In point of fact he had answered the question. When he would not deny that such promise had been made, there could no longer be any doubt of the truth of what Lady Mary had written. Of course the whole truth had now been elicited. He was not married but he was engaged;--engaged to a girl of whom he knew nothing, a Roman Catholic, Irish, fatherless, almost nameless,--to one who had never been seen in good society, one of whom no description could be given, of whom no record could be made in the peerage that would not be altogether disgraceful, a girl of whom he was ashamed to speak before those to whom he owed duty and submission!
That there might be a way to escape the evil even yet Lady Scroope acknowledged to herself fully. Many men promise marriage but do not keep the promise they have made. This lady, who herself was really good,--unselfish, affectionate, religious, actuated by a sense of duty in all that she did, whose life had been almost austerely moral, entertained an idea that young men, such as Fred Neville, very commonly made such promises with very little thought of keeping them. She did not expect young men to be governed by principles such as those to which young ladies are bound to submit themselves. She almost supposed that heaven had a different code of laws for men and women in her condition of life, and that salvation was offered on very different terms to the two sexes. The breach of any such promise as the heir of Scroope could have made to such a girl as this Miss O'Hara would be a perjury at which Jove might certainly be expected to laugh. But in her catalogue there were sins for which no young men could hope to be forgiven; and the sin of such a marriage as this would certainly be beyond pardon.
Of the injury which was to be done to Miss O'Hara, it may be said with certainty that she thought not at all. In her eyes it would be no injury, but simple justice,--no more than a proper punishment for intrigue and wicked ambition. Without having seen the enemy to the family of Scroope, or even having heard a word to her disparagement, she could feel sure that the girl was bad,--that these O'Haras were vulgar and false impostors, persons against whom she could put out all her strength without any prick of conscience. Women in such matters are always hard against women, and especially hard against those whom they believe to belong to a class below their own. Certainly no feeling of mercy would induce her to hold her hand in this task of saving her husband's nephew from an ill-assorted marriage. Mercy to Miss O'Hara! Lady Scroope had the name of being a very charitable woman. She gave away money. She visited the poor.
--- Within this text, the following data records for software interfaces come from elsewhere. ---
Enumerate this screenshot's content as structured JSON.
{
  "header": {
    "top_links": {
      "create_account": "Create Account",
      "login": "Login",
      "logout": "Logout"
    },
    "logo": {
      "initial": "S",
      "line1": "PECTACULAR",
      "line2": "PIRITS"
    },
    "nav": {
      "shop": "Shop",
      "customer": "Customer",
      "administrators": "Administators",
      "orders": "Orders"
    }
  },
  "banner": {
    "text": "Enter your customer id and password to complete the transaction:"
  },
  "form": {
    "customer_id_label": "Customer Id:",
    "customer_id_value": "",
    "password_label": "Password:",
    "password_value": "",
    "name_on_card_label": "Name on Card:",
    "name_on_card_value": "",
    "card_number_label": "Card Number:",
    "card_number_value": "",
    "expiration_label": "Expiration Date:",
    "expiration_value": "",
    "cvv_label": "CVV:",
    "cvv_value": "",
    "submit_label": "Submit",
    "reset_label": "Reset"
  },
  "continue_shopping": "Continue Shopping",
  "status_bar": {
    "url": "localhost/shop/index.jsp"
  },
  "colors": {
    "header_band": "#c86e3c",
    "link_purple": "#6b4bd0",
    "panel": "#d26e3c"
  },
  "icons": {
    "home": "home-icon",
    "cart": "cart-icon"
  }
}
She had laboured hard to make the cottages on the estate clean and comfortable. She denied herself many things that she might give to others. But she would have no more mercy on such a one as Miss O'Hara, than a farmer's labourer would have on a rat!